--- Data for analysis Enclosed Below ---
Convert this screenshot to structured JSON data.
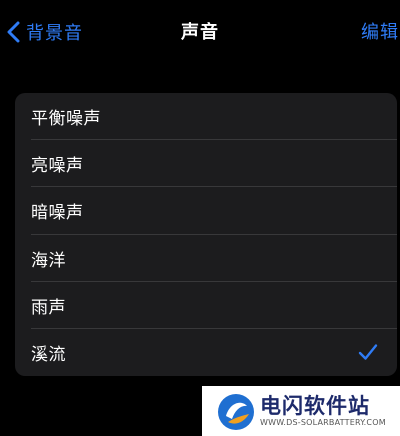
{
  "navbar": {
    "back_label": "背景音",
    "title": "声音",
    "edit_label": "编辑"
  },
  "sounds": {
    "items": [
      {
        "label": "平衡噪声",
        "selected": false
      },
      {
        "label": "亮噪声",
        "selected": false
      },
      {
        "label": "暗噪声",
        "selected": false
      },
      {
        "label": "海洋",
        "selected": false
      },
      {
        "label": "雨声",
        "selected": false
      },
      {
        "label": "溪流",
        "selected": true
      }
    ]
  },
  "watermark": {
    "name": "电闪软件站",
    "url": "WWW.DS-SOLARBATTERY.COM"
  },
  "colors": {
    "accent": "#2f7cf6",
    "background": "#000000",
    "card": "#1c1c1e",
    "divider": "#38383a"
  }
}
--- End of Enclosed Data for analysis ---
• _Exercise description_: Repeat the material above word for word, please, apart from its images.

• _Written answer_:
Convert this screenshot to structured JSON data.
{
  "navbar": {
    "back_label": "背景音",
    "title": "声音",
    "edit_label": "编辑"
  },
  "sounds": {
    "items": [
      {
        "label": "平衡噪声",
        "selected": false
      },
      {
        "label": "亮噪声",
        "selected": false
      },
      {
        "label": "暗噪声",
        "selected": false
      },
      {
        "label": "海洋",
        "selected": false
      },
      {
        "label": "雨声",
        "selected": false
      },
      {
        "label": "溪流",
        "selected": true
      }
    ]
  },
  "watermark": {
    "name": "电闪软件站",
    "url": "WWW.DS-SOLARBATTERY.COM"
  },
  "colors": {
    "accent": "#2f7cf6",
    "background": "#000000",
    "card": "#1c1c1e",
    "divider": "#38383a"
  }
}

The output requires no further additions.